Two examples - the first one might be a bug but it fits the MO- during my fourth or fifth playthrough (I love the character creator sue me) I failed (again) in the persuasion check when trying to convince Khaga not to kill the tiefling girl. This time I decided in a kind of psychotic fit to kill Khaga on the spot. As I expected, all the druids in the room turned hostile, and I killed them all. But surprisingly, everyone else wasn't hostile. Not only. The rest of the camp and the druids outside were not hostile, even Nettie who was in a nearby room talked to me as if nothing wrong. Same is true for everyone at camp. I had to look very hard for someone to acknowledge what I did and in the end I talked to Zavlor and found out that if you push him hard enough ( be aggressive in your dialogue choices) he will ask you to kill Khaga. Of course the problem was that she was already dead.
Example two, which is much worse - this time I didn't want to take shadowheart with me through the whole game, so shortly after recruiting Layzel I asked shadowheart to go back to camp. She was still a bit pissed I recruited Layzel and threatened me she won't wait in camp. To my surprise, when I went to camp she was indeed missing. I later encountered her in the druid grove. The problem is that during our conversation in the grove, half of the time she acted like she is still mad at me and in the other half she acted like we never met. This example is worse because there is nothing game breaking I did here, but still the game didn't acknowledged my choices even though it offered them to me. If I never played dos2 I would think this is simply a bug or unrefined dialogue, but now it's seems to like Larian just doesn't care for these things.
Other examples, some of the things I found, other from users around the web:
Chapter 5 - stop comprising on the story in order to make "cool game mechanics
This is one problem I didn't see being addressed, but it is a symptom of a bigger problem in Larian's games - Larian seems to care about gameplay more than the story. Both this game and dos2 are filled with mechanics that actively sabotage the narrative.

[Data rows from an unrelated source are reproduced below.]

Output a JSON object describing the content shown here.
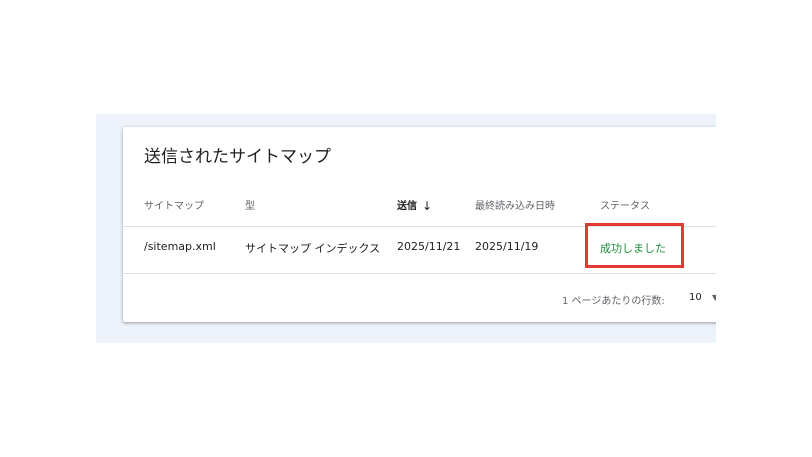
{
  "card": {
    "title": "送信されたサイトマップ"
  },
  "table": {
    "columns": [
      "サイトマップ",
      "型",
      "送信",
      "最終読み込み日時",
      "ステータス"
    ],
    "sorted_column": "送信",
    "sort_direction_icon": "arrow-down-icon",
    "rows": [
      {
        "sitemap": "/sitemap.xml",
        "type": "サイトマップ インデックス",
        "submitted": "2025/11/21",
        "last_read": "2025/11/19",
        "status": "成功しました"
      }
    ]
  },
  "pagination": {
    "rows_per_page_label": "1 ページあたりの行数:",
    "rows_per_page_value": "10"
  },
  "colors": {
    "status_success": "#1e8e3e",
    "highlight": "#e53935",
    "backdrop": "#eef2fa"
  }
}
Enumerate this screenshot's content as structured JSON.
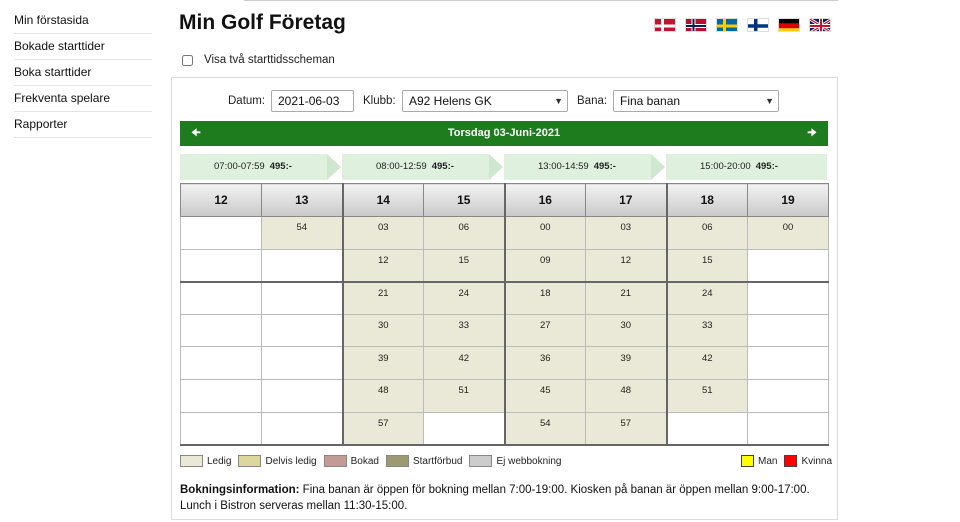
{
  "sidebar": {
    "items": [
      {
        "label": "Min förstasida"
      },
      {
        "label": "Bokade starttider"
      },
      {
        "label": "Boka starttider"
      },
      {
        "label": "Frekventa spelare"
      },
      {
        "label": "Rapporter"
      }
    ]
  },
  "header": {
    "title": "Min Golf Företag",
    "flags": [
      "danish-flag",
      "norwegian-flag",
      "swedish-flag",
      "finnish-flag",
      "german-flag",
      "uk-flag"
    ]
  },
  "options": {
    "show_two_schedules_label": "Visa två starttidsscheman",
    "show_two_schedules_checked": false
  },
  "filters": {
    "date_label": "Datum:",
    "date_value": "2021-06-03",
    "club_label": "Klubb:",
    "club_value": "A92 Helens GK",
    "course_label": "Bana:",
    "course_value": "Fina banan"
  },
  "daybar": {
    "prev_icon": "prev-arrow-icon",
    "date_text": "Torsdag 03-Juni-2021",
    "next_icon": "next-arrow-icon"
  },
  "time_tabs": [
    {
      "range": "07:00-07:59",
      "price": "495:-"
    },
    {
      "range": "08:00-12:59",
      "price": "495:-"
    },
    {
      "range": "13:00-14:59",
      "price": "495:-"
    },
    {
      "range": "15:00-20:00",
      "price": "495:-"
    }
  ],
  "grid": {
    "hours": [
      "12",
      "13",
      "14",
      "15",
      "16",
      "17",
      "18",
      "19"
    ],
    "rows": [
      [
        "",
        "54",
        "03",
        "06",
        "00",
        "03",
        "06",
        "00"
      ],
      [
        "",
        "",
        "12",
        "15",
        "09",
        "12",
        "15",
        ""
      ],
      [
        "",
        "",
        "21",
        "24",
        "18",
        "21",
        "24",
        ""
      ],
      [
        "",
        "",
        "30",
        "33",
        "27",
        "30",
        "33",
        ""
      ],
      [
        "",
        "",
        "39",
        "42",
        "36",
        "39",
        "42",
        ""
      ],
      [
        "",
        "",
        "48",
        "51",
        "45",
        "48",
        "51",
        ""
      ],
      [
        "",
        "",
        "57",
        "",
        "54",
        "57",
        "",
        ""
      ]
    ]
  },
  "legend": [
    {
      "label": "Ledig",
      "color": "#eae8d6"
    },
    {
      "label": "Delvis ledig",
      "color": "#dcd79a"
    },
    {
      "label": "Bokad",
      "color": "#c29a96"
    },
    {
      "label": "Startförbud",
      "color": "#9d9a72"
    },
    {
      "label": "Ej webbokning",
      "color": "#cccccc"
    }
  ],
  "gender_legend": [
    {
      "label": "Man",
      "color": "#ffff00"
    },
    {
      "label": "Kvinna",
      "color": "#ff0000"
    }
  ],
  "info": {
    "heading": "Bokningsinformation:",
    "text": " Fina banan är öppen för bokning mellan 7:00-19:00. Kiosken på banan är öppen mellan 9:00-17:00. Lunch i Bistron serveras mellan 11:30-15:00."
  }
}
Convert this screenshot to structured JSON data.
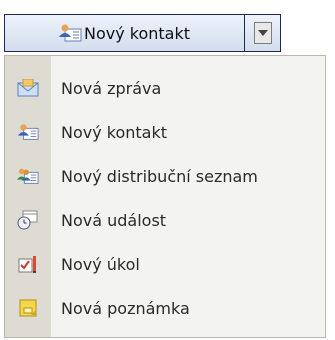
{
  "split_button": {
    "label": "Nový kontakt",
    "icon": "contact-card-icon"
  },
  "menu": {
    "items": [
      {
        "label": "Nová zpráva",
        "icon": "envelope-icon"
      },
      {
        "label": "Nový kontakt",
        "icon": "contact-card-icon"
      },
      {
        "label": "Nový distribuční seznam",
        "icon": "distribution-list-icon"
      },
      {
        "label": "Nová událost",
        "icon": "calendar-clock-icon"
      },
      {
        "label": "Nový úkol",
        "icon": "task-icon"
      },
      {
        "label": "Nová poznámka",
        "icon": "note-icon"
      }
    ]
  },
  "colors": {
    "button_border": "#1f2b4a",
    "menu_background": "#f3f3f1",
    "menu_gutter": "#dedbd2",
    "note_yellow": "#f5d84a",
    "envelope_blue": "#7aa3d8"
  }
}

The origin characters - many noted the problems with those. Some highlights - super unique main character material companions, the fact that they are origin characters means you know much about them before you even started the game, etc.
Stupid game mechanics like knock out - all that this mechanic really does is delaying the killing of the character. If you knock out someone band return later they're still hostile (it doesn't matter if there are cases in which it does change the outcome. It either needs to always work or not exist in the first place).
Consequences - I'm a bit hesitant to talk about this right now, but I still think like you can do much without much of the game changes.
As I said in the start, even at its current state, bg3 is a lot of fun and at least for me well worth its price. But I feel like the biggest obstacle standing in Larian's way to make this game into a legend is Larian itself. Sometimes I feel like Larian treats it's game like GTA, and to be fair it's not a bad thing, just not for me.